## THE TASK:
I'd ask you to write out the lines below exactly, with no images.

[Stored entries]

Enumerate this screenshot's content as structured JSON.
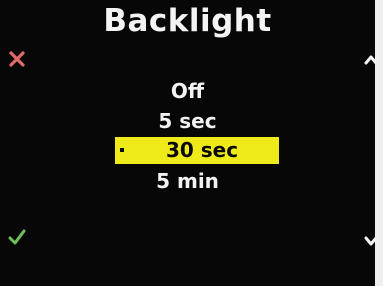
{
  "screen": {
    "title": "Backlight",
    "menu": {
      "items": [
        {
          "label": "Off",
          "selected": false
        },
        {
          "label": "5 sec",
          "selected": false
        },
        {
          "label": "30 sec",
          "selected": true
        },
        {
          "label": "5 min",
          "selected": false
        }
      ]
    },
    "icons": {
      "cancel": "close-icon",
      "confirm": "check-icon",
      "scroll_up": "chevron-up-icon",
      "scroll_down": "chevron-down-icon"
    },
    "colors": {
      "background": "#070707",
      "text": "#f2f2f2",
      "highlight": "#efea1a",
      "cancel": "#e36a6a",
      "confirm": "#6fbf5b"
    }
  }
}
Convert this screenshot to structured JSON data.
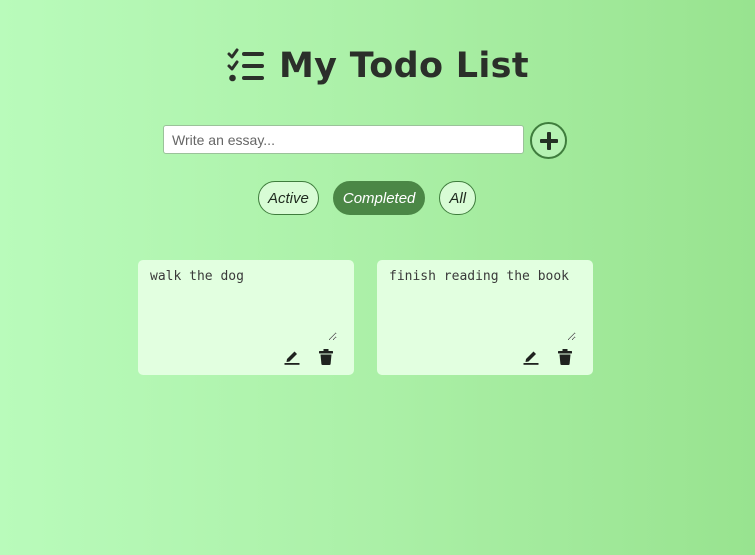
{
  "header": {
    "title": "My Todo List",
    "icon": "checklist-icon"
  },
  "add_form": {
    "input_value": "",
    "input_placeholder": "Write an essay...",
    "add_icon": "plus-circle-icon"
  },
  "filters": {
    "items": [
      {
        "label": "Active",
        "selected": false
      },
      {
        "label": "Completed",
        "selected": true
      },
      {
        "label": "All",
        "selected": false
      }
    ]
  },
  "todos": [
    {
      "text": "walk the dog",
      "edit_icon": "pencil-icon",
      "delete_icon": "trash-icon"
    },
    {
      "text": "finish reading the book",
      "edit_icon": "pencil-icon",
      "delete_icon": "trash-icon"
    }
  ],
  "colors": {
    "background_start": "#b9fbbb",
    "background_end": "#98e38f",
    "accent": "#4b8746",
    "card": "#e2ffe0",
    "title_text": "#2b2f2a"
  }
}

## WORKED SOLUTION:
Enumerate this screenshot's content as structured JSON.
{
  "screen": {
    "title": "Backlight",
    "menu": {
      "items": [
        {
          "label": "Off",
          "selected": false
        },
        {
          "label": "5 sec",
          "selected": false
        },
        {
          "label": "30 sec",
          "selected": true
        },
        {
          "label": "5 min",
          "selected": false
        }
      ]
    },
    "icons": {
      "cancel": "close-icon",
      "confirm": "check-icon",
      "scroll_up": "chevron-up-icon",
      "scroll_down": "chevron-down-icon"
    },
    "colors": {
      "background": "#070707",
      "text": "#f2f2f2",
      "highlight": "#efea1a",
      "cancel": "#e36a6a",
      "confirm": "#6fbf5b"
    }
  }
}
Convert this screenshot to structured JSON data.
{
  "header": {
    "title": "My Todo List",
    "icon": "checklist-icon"
  },
  "add_form": {
    "input_value": "",
    "input_placeholder": "Write an essay...",
    "add_icon": "plus-circle-icon"
  },
  "filters": {
    "items": [
      {
        "label": "Active",
        "selected": false
      },
      {
        "label": "Completed",
        "selected": true
      },
      {
        "label": "All",
        "selected": false
      }
    ]
  },
  "todos": [
    {
      "text": "walk the dog",
      "edit_icon": "pencil-icon",
      "delete_icon": "trash-icon"
    },
    {
      "text": "finish reading the book",
      "edit_icon": "pencil-icon",
      "delete_icon": "trash-icon"
    }
  ],
  "colors": {
    "background_start": "#b9fbbb",
    "background_end": "#98e38f",
    "accent": "#4b8746",
    "card": "#e2ffe0",
    "title_text": "#2b2f2a"
  }
}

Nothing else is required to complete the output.